Print each entry below precisely as it reads.

● **EXERCISE MATERIAL**
BEGIN
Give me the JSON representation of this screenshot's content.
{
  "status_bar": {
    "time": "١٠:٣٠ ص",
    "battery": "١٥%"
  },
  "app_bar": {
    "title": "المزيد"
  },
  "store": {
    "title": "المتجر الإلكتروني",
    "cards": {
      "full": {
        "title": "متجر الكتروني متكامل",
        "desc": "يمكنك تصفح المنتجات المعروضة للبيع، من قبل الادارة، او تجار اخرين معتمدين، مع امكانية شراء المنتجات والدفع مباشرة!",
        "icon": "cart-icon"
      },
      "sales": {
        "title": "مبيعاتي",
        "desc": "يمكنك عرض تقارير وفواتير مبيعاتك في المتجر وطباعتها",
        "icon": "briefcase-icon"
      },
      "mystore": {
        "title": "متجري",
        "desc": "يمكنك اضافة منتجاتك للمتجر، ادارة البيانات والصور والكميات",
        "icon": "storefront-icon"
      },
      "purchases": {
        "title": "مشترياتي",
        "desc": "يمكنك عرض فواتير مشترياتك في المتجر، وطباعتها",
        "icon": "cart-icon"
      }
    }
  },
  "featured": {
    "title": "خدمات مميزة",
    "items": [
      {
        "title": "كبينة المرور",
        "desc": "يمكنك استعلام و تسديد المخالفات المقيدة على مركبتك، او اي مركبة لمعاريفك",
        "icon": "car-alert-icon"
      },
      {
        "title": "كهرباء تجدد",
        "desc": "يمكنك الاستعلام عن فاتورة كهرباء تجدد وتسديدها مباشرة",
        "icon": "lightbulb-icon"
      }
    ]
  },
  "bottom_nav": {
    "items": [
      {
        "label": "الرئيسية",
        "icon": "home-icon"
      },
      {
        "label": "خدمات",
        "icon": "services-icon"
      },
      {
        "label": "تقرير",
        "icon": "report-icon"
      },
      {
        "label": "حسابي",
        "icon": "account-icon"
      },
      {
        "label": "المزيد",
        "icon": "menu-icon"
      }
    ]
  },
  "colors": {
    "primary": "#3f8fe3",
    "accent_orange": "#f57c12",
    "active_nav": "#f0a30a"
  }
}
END
● **SOLUTION FOR THIS EXERCISE**
Give me the JSON representation of this screenshot's content.
{
  "status_bar": {
    "time": "١٠:٣٠ ص",
    "battery": "١٥%"
  },
  "app_bar": {
    "title": "المزيد"
  },
  "store": {
    "title": "المتجر الإلكتروني",
    "cards": {
      "full": {
        "title": "متجر الكتروني متكامل",
        "desc": "يمكنك تصفح المنتجات المعروضة للبيع، من قبل الادارة، او تجار اخرين معتمدين، مع امكانية شراء المنتجات والدفع مباشرة!",
        "icon": "cart-icon"
      },
      "sales": {
        "title": "مبيعاتي",
        "desc": "يمكنك عرض تقارير وفواتير مبيعاتك في المتجر وطباعتها",
        "icon": "briefcase-icon"
      },
      "mystore": {
        "title": "متجري",
        "desc": "يمكنك اضافة منتجاتك للمتجر، ادارة البيانات والصور والكميات",
        "icon": "storefront-icon"
      },
      "purchases": {
        "title": "مشترياتي",
        "desc": "يمكنك عرض فواتير مشترياتك في المتجر، وطباعتها",
        "icon": "cart-icon"
      }
    }
  },
  "featured": {
    "title": "خدمات مميزة",
    "items": [
      {
        "title": "كبينة المرور",
        "desc": "يمكنك استعلام و تسديد المخالفات المقيدة على مركبتك، او اي مركبة لمعاريفك",
        "icon": "car-alert-icon"
      },
      {
        "title": "كهرباء تجدد",
        "desc": "يمكنك الاستعلام عن فاتورة كهرباء تجدد وتسديدها مباشرة",
        "icon": "lightbulb-icon"
      }
    ]
  },
  "bottom_nav": {
    "items": [
      {
        "label": "الرئيسية",
        "icon": "home-icon"
      },
      {
        "label": "خدمات",
        "icon": "services-icon"
      },
      {
        "label": "تقرير",
        "icon": "report-icon"
      },
      {
        "label": "حسابي",
        "icon": "account-icon"
      },
      {
        "label": "المزيد",
        "icon": "menu-icon"
      }
    ]
  },
  "colors": {
    "primary": "#3f8fe3",
    "accent_orange": "#f57c12",
    "active_nav": "#f0a30a"
  }
}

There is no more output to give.